Feb. 06, 2013 @ 04:26 PM

Whether you own a home or a business – especially a small business – chances are at some point you’ve faced this dilemma:

Money’s tight, the checking account is grazing bottom at the end of the month – and the roof leaks.

The temptation – sometimes the necessity – is to postpone the roof repair until times are better. Meanwhile, the leak gets worse and, if your luck is really lousy, eventually a section simply collapses.

That’s been state government’s situation for years, intensified by the Great Recession.

Gov. Pat McCrory wryly called attention to the problem recently by noting an electrical fire in a downtown Raleigh state office building. No one was hurt, and the fire – caused by overheated equipment – was quickly put out.

“We’ve got to put out some short-term fires,” the Associated Press quoted McCrory as saying. “I didn’t mean it literally.”

With maintenance budgets sapped by years of underfunding, many state offices reek of neglect. “You walk into some of our buildings and literally the smell of mold throws you back,” Aldona Wos, secretary of the Department of Health and Human services, told the AP.

The Department of Administration says the backlogged maintenance bill is more than $5 billion. That’s equal to about one-fourth of the state’s annual operating budget. And with just $70 million allocated for maintenance since the recession deepened in mid-2009, the tab is only growing larger by the year.

McCrory says attacking that backlog should be a priority, and he’s right. Maintenance deferred is, at best, maintenance made more expensive. And government efficiency, not to mention the health and safety of workers, suffers.

“Before we build any new buildings, we’ve got to take care of some of the existing buildings and make sure, first, they’re safe for employees and make sure we have sufficient security in pace for information systems,” McCrory said.
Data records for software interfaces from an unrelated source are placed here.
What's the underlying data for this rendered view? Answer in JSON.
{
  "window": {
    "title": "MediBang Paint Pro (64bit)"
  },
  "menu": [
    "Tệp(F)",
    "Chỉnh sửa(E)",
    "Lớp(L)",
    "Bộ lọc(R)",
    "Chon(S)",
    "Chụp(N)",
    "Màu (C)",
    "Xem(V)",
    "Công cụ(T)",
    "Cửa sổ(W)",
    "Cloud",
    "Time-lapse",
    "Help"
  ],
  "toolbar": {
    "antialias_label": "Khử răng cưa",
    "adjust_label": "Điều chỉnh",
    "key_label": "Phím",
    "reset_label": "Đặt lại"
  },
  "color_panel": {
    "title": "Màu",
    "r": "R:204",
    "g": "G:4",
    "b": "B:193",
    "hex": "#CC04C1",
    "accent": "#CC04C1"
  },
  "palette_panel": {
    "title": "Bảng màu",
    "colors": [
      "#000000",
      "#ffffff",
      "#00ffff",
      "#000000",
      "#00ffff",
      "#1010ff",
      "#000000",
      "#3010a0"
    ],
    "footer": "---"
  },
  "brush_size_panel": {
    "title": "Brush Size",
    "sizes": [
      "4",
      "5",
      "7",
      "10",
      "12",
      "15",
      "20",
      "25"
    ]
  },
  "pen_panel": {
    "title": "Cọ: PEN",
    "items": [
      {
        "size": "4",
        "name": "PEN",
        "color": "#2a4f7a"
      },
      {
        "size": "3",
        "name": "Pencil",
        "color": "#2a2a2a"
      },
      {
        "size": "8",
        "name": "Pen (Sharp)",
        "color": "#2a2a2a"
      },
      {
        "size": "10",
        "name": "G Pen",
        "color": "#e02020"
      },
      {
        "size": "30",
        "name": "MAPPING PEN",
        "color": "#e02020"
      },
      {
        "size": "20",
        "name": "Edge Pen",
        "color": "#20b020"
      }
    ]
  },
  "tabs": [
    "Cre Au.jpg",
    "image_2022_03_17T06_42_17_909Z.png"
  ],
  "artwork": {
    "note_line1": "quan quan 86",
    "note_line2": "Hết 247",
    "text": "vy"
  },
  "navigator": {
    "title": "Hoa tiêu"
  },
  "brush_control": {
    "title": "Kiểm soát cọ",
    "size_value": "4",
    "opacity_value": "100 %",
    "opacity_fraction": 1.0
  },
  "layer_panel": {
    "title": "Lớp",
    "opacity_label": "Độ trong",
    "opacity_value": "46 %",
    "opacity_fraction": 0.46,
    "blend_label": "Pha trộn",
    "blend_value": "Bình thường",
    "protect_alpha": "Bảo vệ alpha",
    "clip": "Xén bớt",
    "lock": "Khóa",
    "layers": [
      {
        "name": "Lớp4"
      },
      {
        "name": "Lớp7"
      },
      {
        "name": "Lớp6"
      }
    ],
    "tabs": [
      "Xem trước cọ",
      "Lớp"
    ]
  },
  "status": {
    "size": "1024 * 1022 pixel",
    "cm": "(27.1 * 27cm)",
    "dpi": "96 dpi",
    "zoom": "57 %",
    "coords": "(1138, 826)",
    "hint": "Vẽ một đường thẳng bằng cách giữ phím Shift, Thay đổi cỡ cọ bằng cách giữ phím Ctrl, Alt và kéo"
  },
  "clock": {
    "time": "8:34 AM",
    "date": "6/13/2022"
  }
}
With a majority in the legislature loathe to increase revenue, the solution will not be easy. Despite legislative reluctance, a bond issue to help climb the maintenance mountain with borrowed money may be the most prudent approach.
Durham a few years ago concluded it had to borrow money to finally catch up on its shamefully paltry street-maintenance program, and our streets are vastly improved because of it. Officials vowed once that was done not to skimp on annual allotments to keep streets properly paved.

That’s a model from which state government could well take a lesson.